_Assignment:_ Report each line of the material below where the word "JSON" can be found.

• • • •

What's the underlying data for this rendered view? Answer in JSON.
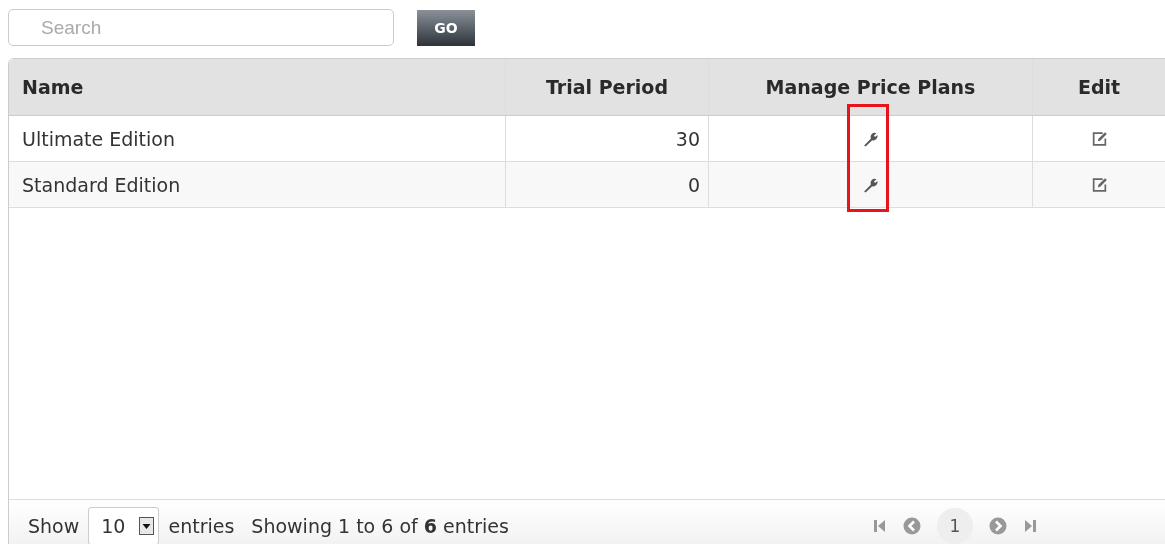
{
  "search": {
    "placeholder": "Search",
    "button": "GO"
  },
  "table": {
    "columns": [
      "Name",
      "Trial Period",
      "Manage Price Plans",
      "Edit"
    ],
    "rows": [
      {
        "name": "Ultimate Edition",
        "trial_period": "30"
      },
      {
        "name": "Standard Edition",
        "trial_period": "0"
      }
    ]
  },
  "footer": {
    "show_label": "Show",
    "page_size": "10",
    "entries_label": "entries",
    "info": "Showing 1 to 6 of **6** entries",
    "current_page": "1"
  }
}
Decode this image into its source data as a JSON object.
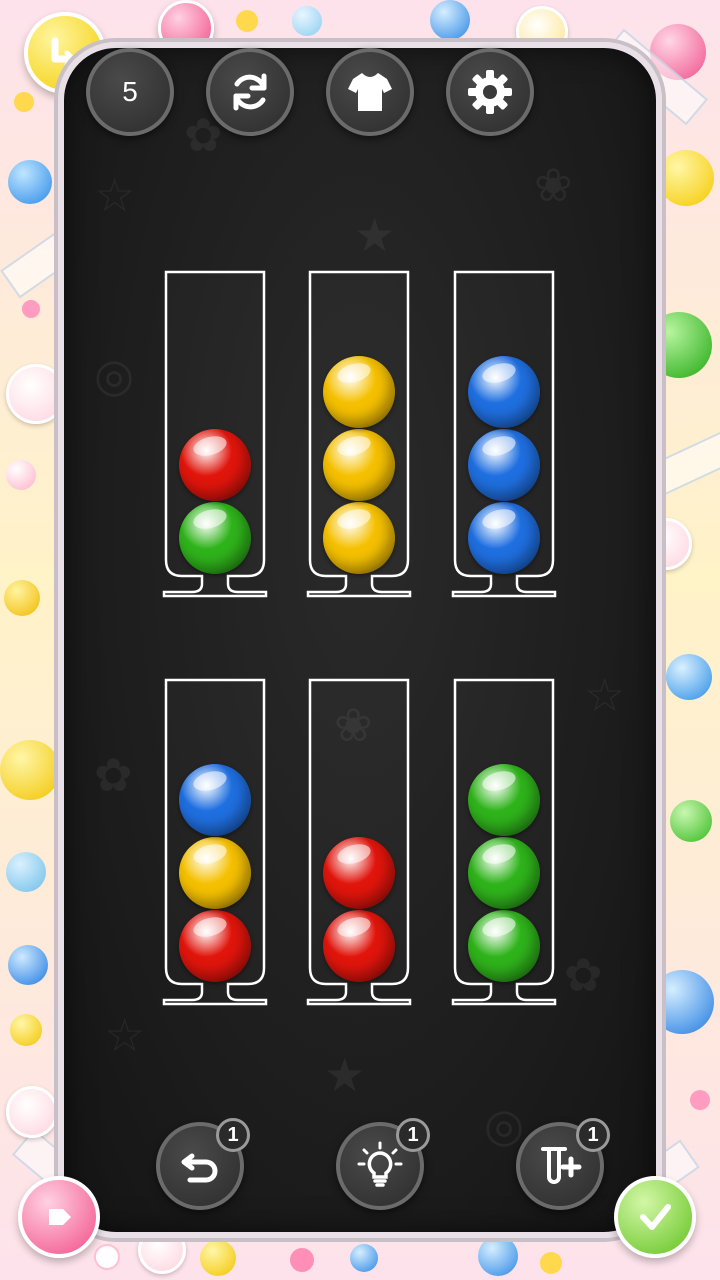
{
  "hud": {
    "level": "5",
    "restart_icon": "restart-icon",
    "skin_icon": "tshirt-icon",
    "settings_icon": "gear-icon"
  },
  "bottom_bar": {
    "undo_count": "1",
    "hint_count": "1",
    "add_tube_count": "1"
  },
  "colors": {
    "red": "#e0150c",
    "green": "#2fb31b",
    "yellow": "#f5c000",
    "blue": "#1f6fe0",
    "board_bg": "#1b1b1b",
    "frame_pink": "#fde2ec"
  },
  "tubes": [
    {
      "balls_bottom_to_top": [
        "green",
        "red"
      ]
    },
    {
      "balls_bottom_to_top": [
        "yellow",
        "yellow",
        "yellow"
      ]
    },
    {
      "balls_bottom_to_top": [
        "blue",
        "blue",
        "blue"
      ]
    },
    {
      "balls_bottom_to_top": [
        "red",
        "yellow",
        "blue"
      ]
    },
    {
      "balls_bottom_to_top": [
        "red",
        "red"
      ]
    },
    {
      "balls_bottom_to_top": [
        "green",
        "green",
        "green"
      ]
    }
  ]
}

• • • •

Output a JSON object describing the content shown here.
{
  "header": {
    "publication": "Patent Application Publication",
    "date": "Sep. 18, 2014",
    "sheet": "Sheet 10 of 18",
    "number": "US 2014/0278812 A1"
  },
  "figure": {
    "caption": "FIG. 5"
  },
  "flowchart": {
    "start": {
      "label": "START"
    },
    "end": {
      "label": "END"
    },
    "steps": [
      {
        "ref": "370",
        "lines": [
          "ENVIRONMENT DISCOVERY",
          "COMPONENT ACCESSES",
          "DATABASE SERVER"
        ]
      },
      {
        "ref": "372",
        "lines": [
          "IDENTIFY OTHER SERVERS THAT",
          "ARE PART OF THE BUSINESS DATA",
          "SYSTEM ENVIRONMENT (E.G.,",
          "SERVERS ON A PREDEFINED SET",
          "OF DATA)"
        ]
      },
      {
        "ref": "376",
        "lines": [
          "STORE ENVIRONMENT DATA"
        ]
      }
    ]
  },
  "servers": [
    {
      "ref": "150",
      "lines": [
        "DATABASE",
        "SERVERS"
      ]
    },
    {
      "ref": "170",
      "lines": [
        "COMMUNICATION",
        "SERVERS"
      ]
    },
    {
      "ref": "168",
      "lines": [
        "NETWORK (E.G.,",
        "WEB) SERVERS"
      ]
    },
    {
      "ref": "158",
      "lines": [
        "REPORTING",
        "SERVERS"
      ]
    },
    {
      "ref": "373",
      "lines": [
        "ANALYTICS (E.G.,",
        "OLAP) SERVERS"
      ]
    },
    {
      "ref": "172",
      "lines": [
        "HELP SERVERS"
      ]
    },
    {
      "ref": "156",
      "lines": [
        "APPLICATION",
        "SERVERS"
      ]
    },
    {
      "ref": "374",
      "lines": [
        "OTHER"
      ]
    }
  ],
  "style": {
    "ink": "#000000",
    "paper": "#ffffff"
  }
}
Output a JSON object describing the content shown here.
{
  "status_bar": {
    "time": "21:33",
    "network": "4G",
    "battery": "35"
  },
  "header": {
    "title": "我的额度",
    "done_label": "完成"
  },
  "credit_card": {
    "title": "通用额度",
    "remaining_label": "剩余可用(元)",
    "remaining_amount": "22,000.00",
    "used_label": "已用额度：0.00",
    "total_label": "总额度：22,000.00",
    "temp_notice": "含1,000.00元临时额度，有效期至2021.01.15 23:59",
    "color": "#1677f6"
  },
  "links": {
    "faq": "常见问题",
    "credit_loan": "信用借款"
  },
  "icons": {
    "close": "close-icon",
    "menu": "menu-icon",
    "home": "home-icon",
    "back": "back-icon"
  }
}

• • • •

_Solved problem:_
What's the underlying data for this rendered view? Answer in JSON.
Decode this image into its source data as a JSON object.
Output a JSON object describing the content shown here.
Output a JSON object describing the content shown here.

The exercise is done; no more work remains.